--- Data for processing ---
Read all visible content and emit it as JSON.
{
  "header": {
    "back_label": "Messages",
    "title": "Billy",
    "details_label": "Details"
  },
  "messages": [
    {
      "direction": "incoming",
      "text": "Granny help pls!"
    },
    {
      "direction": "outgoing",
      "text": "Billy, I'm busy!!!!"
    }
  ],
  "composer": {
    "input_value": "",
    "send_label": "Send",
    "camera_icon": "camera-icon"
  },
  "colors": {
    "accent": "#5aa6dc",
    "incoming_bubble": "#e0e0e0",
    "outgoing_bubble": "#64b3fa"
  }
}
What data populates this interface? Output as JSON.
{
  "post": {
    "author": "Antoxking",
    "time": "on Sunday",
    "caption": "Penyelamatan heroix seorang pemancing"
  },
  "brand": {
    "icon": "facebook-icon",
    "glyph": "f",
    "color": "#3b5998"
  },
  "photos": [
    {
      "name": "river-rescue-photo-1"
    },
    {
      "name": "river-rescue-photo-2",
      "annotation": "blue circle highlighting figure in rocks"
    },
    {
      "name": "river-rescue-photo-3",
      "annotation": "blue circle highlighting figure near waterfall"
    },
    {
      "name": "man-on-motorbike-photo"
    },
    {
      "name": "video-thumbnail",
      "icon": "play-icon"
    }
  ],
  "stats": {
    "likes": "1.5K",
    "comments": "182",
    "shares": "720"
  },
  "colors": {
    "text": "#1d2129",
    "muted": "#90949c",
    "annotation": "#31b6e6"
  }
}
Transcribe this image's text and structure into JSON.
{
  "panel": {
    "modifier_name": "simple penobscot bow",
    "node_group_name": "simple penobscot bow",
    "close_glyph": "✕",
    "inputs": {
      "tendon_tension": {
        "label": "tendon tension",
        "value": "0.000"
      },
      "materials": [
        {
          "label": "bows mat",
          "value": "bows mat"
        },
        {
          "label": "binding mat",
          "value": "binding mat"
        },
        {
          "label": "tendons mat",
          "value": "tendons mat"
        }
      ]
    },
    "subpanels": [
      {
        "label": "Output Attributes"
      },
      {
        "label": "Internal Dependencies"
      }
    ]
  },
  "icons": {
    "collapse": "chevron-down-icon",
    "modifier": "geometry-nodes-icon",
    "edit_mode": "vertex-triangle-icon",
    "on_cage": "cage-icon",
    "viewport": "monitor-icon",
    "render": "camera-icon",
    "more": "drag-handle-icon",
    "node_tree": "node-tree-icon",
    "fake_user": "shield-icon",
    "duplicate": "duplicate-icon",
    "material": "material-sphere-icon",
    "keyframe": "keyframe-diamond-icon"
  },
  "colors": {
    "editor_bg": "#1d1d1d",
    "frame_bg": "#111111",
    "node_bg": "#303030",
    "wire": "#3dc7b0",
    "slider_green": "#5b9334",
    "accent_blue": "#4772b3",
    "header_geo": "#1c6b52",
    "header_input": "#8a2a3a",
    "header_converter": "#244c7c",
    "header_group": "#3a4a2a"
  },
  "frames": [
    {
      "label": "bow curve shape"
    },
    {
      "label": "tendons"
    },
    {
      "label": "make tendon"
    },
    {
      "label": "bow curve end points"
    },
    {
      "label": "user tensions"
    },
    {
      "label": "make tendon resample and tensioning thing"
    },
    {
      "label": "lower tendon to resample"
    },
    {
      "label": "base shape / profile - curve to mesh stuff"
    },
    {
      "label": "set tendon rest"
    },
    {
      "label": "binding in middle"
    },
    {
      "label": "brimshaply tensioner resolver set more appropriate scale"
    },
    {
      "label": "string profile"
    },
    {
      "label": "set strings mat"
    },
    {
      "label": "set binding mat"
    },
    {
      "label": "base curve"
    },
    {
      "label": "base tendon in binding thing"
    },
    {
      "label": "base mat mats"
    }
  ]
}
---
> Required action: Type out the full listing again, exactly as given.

> Task result:
Read all visible content and emit it as JSON.
{
  "header": {
    "back_label": "Messages",
    "title": "Billy",
    "details_label": "Details"
  },
  "messages": [
    {
      "direction": "incoming",
      "text": "Granny help pls!"
    },
    {
      "direction": "outgoing",
      "text": "Billy, I'm busy!!!!"
    }
  ],
  "composer": {
    "input_value": "",
    "send_label": "Send",
    "camera_icon": "camera-icon"
  },
  "colors": {
    "accent": "#5aa6dc",
    "incoming_bubble": "#e0e0e0",
    "outgoing_bubble": "#64b3fa"
  }
}
What data populates this interface? Output as JSON.
{
  "post": {
    "author": "Antoxking",
    "time": "on Sunday",
    "caption": "Penyelamatan heroix seorang pemancing"
  },
  "brand": {
    "icon": "facebook-icon",
    "glyph": "f",
    "color": "#3b5998"
  },
  "photos": [
    {
      "name": "river-rescue-photo-1"
    },
    {
      "name": "river-rescue-photo-2",
      "annotation": "blue circle highlighting figure in rocks"
    },
    {
      "name": "river-rescue-photo-3",
      "annotation": "blue circle highlighting figure near waterfall"
    },
    {
      "name": "man-on-motorbike-photo"
    },
    {
      "name": "video-thumbnail",
      "icon": "play-icon"
    }
  ],
  "stats": {
    "likes": "1.5K",
    "comments": "182",
    "shares": "720"
  },
  "colors": {
    "text": "#1d2129",
    "muted": "#90949c",
    "annotation": "#31b6e6"
  }
}
Transcribe this image's text and structure into JSON.
{
  "panel": {
    "modifier_name": "simple penobscot bow",
    "node_group_name": "simple penobscot bow",
    "close_glyph": "✕",
    "inputs": {
      "tendon_tension": {
        "label": "tendon tension",
        "value": "0.000"
      },
      "materials": [
        {
          "label": "bows mat",
          "value": "bows mat"
        },
        {
          "label": "binding mat",
          "value": "binding mat"
        },
        {
          "label": "tendons mat",
          "value": "tendons mat"
        }
      ]
    },
    "subpanels": [
      {
        "label": "Output Attributes"
      },
      {
        "label": "Internal Dependencies"
      }
    ]
  },
  "icons": {
    "collapse": "chevron-down-icon",
    "modifier": "geometry-nodes-icon",
    "edit_mode": "vertex-triangle-icon",
    "on_cage": "cage-icon",
    "viewport": "monitor-icon",
    "render": "camera-icon",
    "more": "drag-handle-icon",
    "node_tree": "node-tree-icon",
    "fake_user": "shield-icon",
    "duplicate": "duplicate-icon",
    "material": "material-sphere-icon",
    "keyframe": "keyframe-diamond-icon"
  },
  "colors": {
    "editor_bg": "#1d1d1d",
    "frame_bg": "#111111",
    "node_bg": "#303030",
    "wire": "#3dc7b0",
    "slider_green": "#5b9334",
    "accent_blue": "#4772b3",
    "header_geo": "#1c6b52",
    "header_input": "#8a2a3a",
    "header_converter": "#244c7c",
    "header_group": "#3a4a2a"
  },
  "frames": [
    {
      "label": "bow curve shape"
    },
    {
      "label": "tendons"
    },
    {
      "label": "make tendon"
    },
    {
      "label": "bow curve end points"
    },
    {
      "label": "user tensions"
    },
    {
      "label": "make tendon resample and tensioning thing"
    },
    {
      "label": "lower tendon to resample"
    },
    {
      "label": "base shape / profile - curve to mesh stuff"
    },
    {
      "label": "set tendon rest"
    },
    {
      "label": "binding in middle"
    },
    {
      "label": "brimshaply tensioner resolver set more appropriate scale"
    },
    {
      "label": "string profile"
    },
    {
      "label": "set strings mat"
    },
    {
      "label": "set binding mat"
    },
    {
      "label": "base curve"
    },
    {
      "label": "base tendon in binding thing"
    },
    {
      "label": "base mat mats"
    }
  ]
}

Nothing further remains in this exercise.